The ability to have more movement down low would be a coup for the Hawkeyes. Iowa also adds two highly touted freshmen big men – Luka Garza and Jack Nunge – who can both work the ball inside and score from outside. Both listen at 6’11”, they rank among the tallest players on the Iowa roster.
“Luka has a 7’1” wingspan … and Jack has a 7’1” or a 7’2” – that takes up a lot of space [in the paint], that’s going to be a lot harder for people to score on,” said sophomore forward Ryan Kriener.
“[Expectations for Garza and Nunge are] very high,” McCaffery said. “They’re incredibly versatile. They come ready.”
In the backcourt, it will mostly be returning faces for the Hawkeyes. Jordan Bohannon entered his freshman season as a bit of an unknown, but after a stellar first year where he sank 89 3-pointers and earned a spot alongside Cook on the Big Ten All-Freshman Team, teams will be having to game plan for him much differently defensively.
“They’re going to chase him around,” McCaffery said of Bohannon. “But they did that some as the season progressed … he’s got that relentlessness about him. He’s smart, he’s quick, he’s tough.”

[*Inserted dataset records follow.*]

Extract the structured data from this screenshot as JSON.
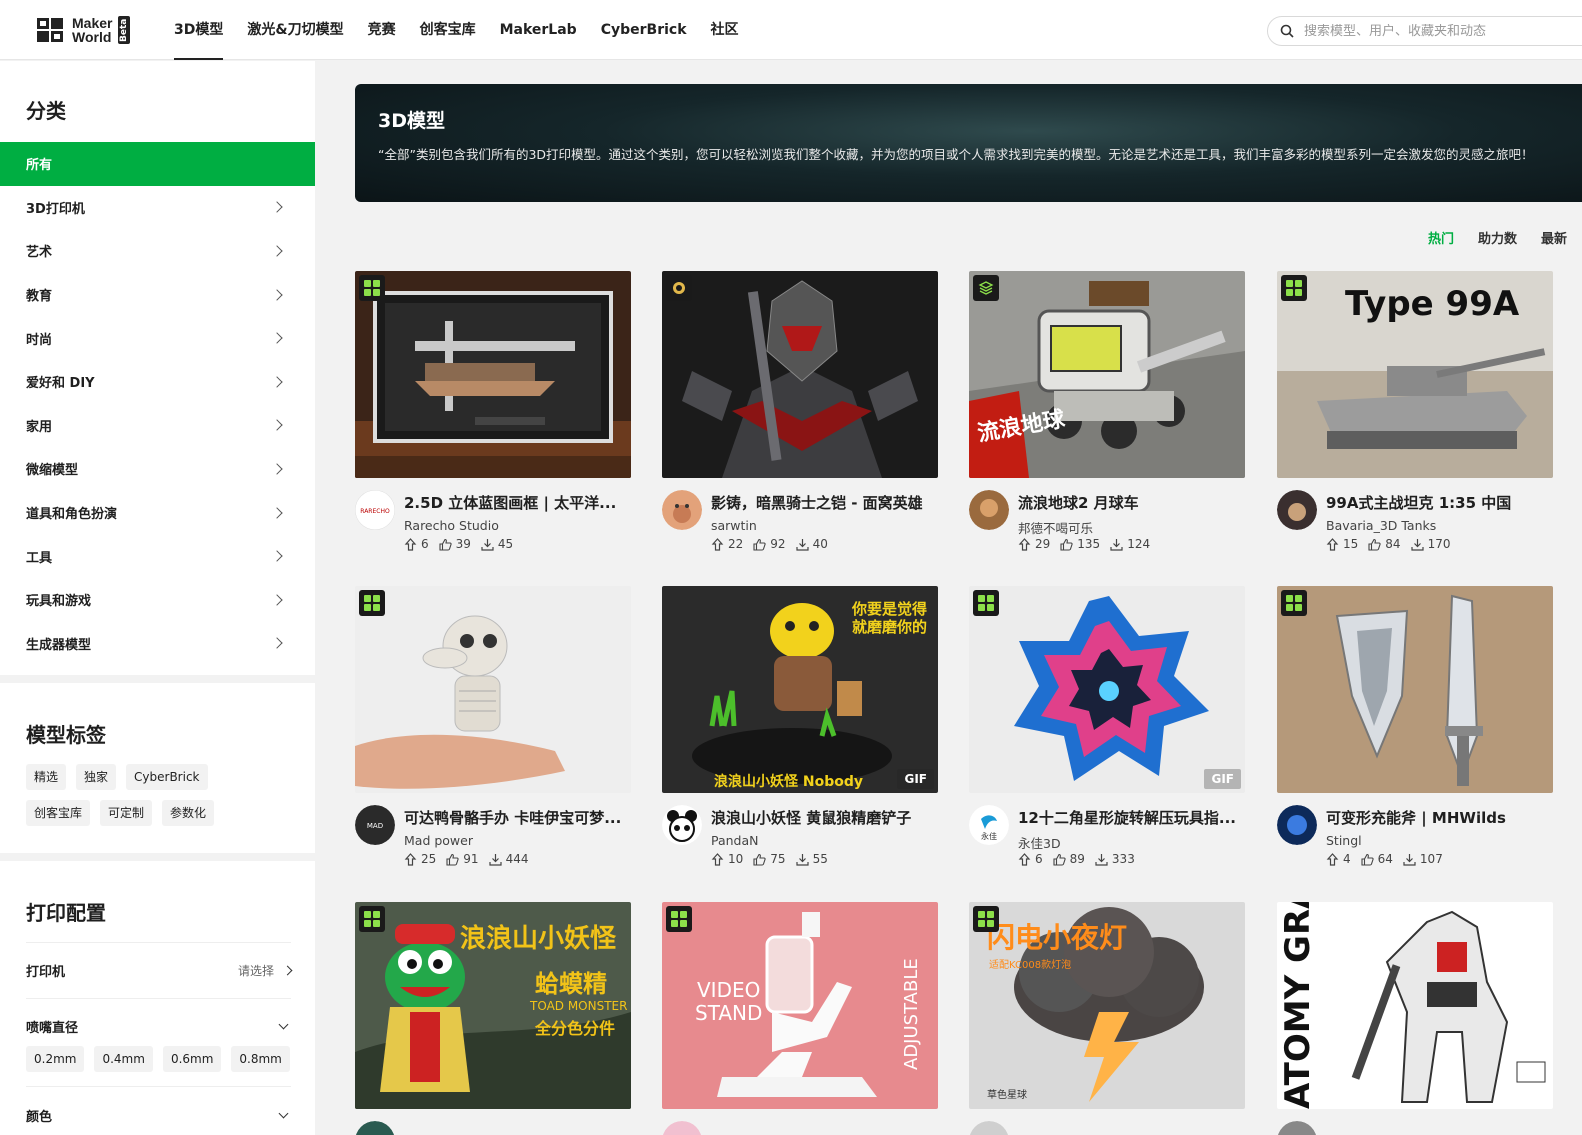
{
  "header": {
    "logo_line1": "Maker",
    "logo_line2": "World",
    "logo_beta": "Beta",
    "nav": [
      "3D模型",
      "激光&刀切模型",
      "竞赛",
      "创客宝库",
      "MakerLab",
      "CyberBrick",
      "社区"
    ],
    "search_placeholder": "搜索模型、用户、收藏夹和动态"
  },
  "sidebar": {
    "category_title": "分类",
    "categories": [
      "所有",
      "3D打印机",
      "艺术",
      "教育",
      "时尚",
      "爱好和 DIY",
      "家用",
      "微缩模型",
      "道具和角色扮演",
      "工具",
      "玩具和游戏",
      "生成器模型"
    ],
    "tags_title": "模型标签",
    "tags": [
      "精选",
      "独家",
      "CyberBrick",
      "创客宝库",
      "可定制",
      "参数化"
    ],
    "print_title": "打印配置",
    "printer_label": "打印机",
    "printer_value": "请选择",
    "nozzle_label": "喷嘴直径",
    "nozzles": [
      "0.2mm",
      "0.4mm",
      "0.6mm",
      "0.8mm"
    ],
    "color_label": "颜色"
  },
  "banner": {
    "title": "3D模型",
    "desc": "“全部”类别包含我们所有的3D打印模型。通过这个类别，您可以轻松浏览我们整个收藏，并为您的项目或个人需求找到完美的模型。无论是艺术还是工具，我们丰富多彩的模型系列一定会激发您的灵感之旅吧！"
  },
  "sort": [
    "热门",
    "助力数",
    "最新"
  ],
  "models": [
    {
      "title": "2.5D 立体蓝图画框 | 太平洋...",
      "author": "Rarecho Studio",
      "boosts": "6",
      "likes": "39",
      "downloads": "45",
      "gif": ""
    },
    {
      "title": "影铸，暗黑骑士之铠 - 面窝英雄",
      "author": "sarwtin",
      "boosts": "22",
      "likes": "92",
      "downloads": "40",
      "gif": ""
    },
    {
      "title": "流浪地球2 月球车",
      "author": "邦德不喝可乐",
      "boosts": "29",
      "likes": "135",
      "downloads": "124",
      "gif": ""
    },
    {
      "title": "99A式主战坦克 1:35 中国",
      "author": "Bavaria_3D Tanks",
      "boosts": "15",
      "likes": "84",
      "downloads": "170",
      "gif": ""
    },
    {
      "title": "可达鸭骨骼手办 卡哇伊宝可梦...",
      "author": "Mad power",
      "boosts": "25",
      "likes": "91",
      "downloads": "444",
      "gif": ""
    },
    {
      "title": "浪浪山小妖怪 黄鼠狼精磨铲子",
      "author": "PandaN",
      "boosts": "10",
      "likes": "75",
      "downloads": "55",
      "gif": "GIF"
    },
    {
      "title": "12十二角星形旋转解压玩具指...",
      "author": "永佳3D",
      "boosts": "6",
      "likes": "89",
      "downloads": "333",
      "gif": "GIF"
    },
    {
      "title": "可变形充能斧 | MHWilds",
      "author": "Stingl",
      "boosts": "4",
      "likes": "64",
      "downloads": "107",
      "gif": ""
    },
    {
      "title": "",
      "author": "",
      "boosts": "",
      "likes": "",
      "downloads": "",
      "gif": ""
    },
    {
      "title": "",
      "author": "",
      "boosts": "",
      "likes": "",
      "downloads": "",
      "gif": ""
    },
    {
      "title": "",
      "author": "",
      "boosts": "",
      "likes": "",
      "downloads": "",
      "gif": ""
    },
    {
      "title": "",
      "author": "",
      "boosts": "",
      "likes": "",
      "downloads": "",
      "gif": ""
    }
  ],
  "image_text": {
    "tank_label": "Type 99A",
    "rover_label": "流浪地球",
    "weasel_text": "你要是觉得就磨磨你的",
    "weasel_caption": "浪浪山小妖怪 Nobody",
    "toad_title": "浪浪山小妖怪",
    "toad_name": "蛤蟆精",
    "toad_en": "TOAD MONSTER",
    "toad_sub": "全分色分件",
    "stand_text": "VIDEO STAND",
    "stand_side": "ADJUSTABLE",
    "lamp_title": "闪电小夜灯",
    "lamp_sub": "适配KC008款灯泡",
    "lamp_brand": "草色星球",
    "gundam_text": "ATOMY GRADE M"
  },
  "colors": {
    "accent": "#00ae42",
    "badge_green": "#8ce04a"
  }
}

McCaffery even went as far to say that Bohannon, as a high school recruit, reminded him of former NBA Most Valuable Player Stephen Curry.
“He can pull the jumper right in your face. He’s fearless. He’s got unbelievable range.”
Still listed as 6’0”, 180 pounds, Bohannon lacks some of the size of other, more physical Big Ten point guards. His shooting ability gives him the edge over some of his matchup disadvantages.
The Hawkeyes will also have a new, unfamiliar challenge to face this upcoming season, as Big Ten conference play starts in early December for the first time, as the league compensates for its conference tournament being held in New York City in early March.
“The overseas trip [to three European countries in August] helped a lot,” said sophomore guard Isaiah Moss. “Chemistry-wise, finding out who plays together well … getting together and stronger as a team.”
“We do have a tough stretch there,” said junior Nicholas Baer. “It’s something we haven’t had a chance to try out yet, but anytime you have a chance to play against Big Ten competition you’ll be excited and you’ll be ready for it.”
Baer, the reigning Big Ten Sixth Man of the Year, described perfectly the attitudes of many Hawkeye fans of the upcoming season – excited and ready for it. Iowa’s returning experience and incoming talent could lead to one of the best years in McCaffery’s tenure.
“I have an expectation for the team,” McCaffery said. “I think they have an expectation for themselves, and I’m excited about it.”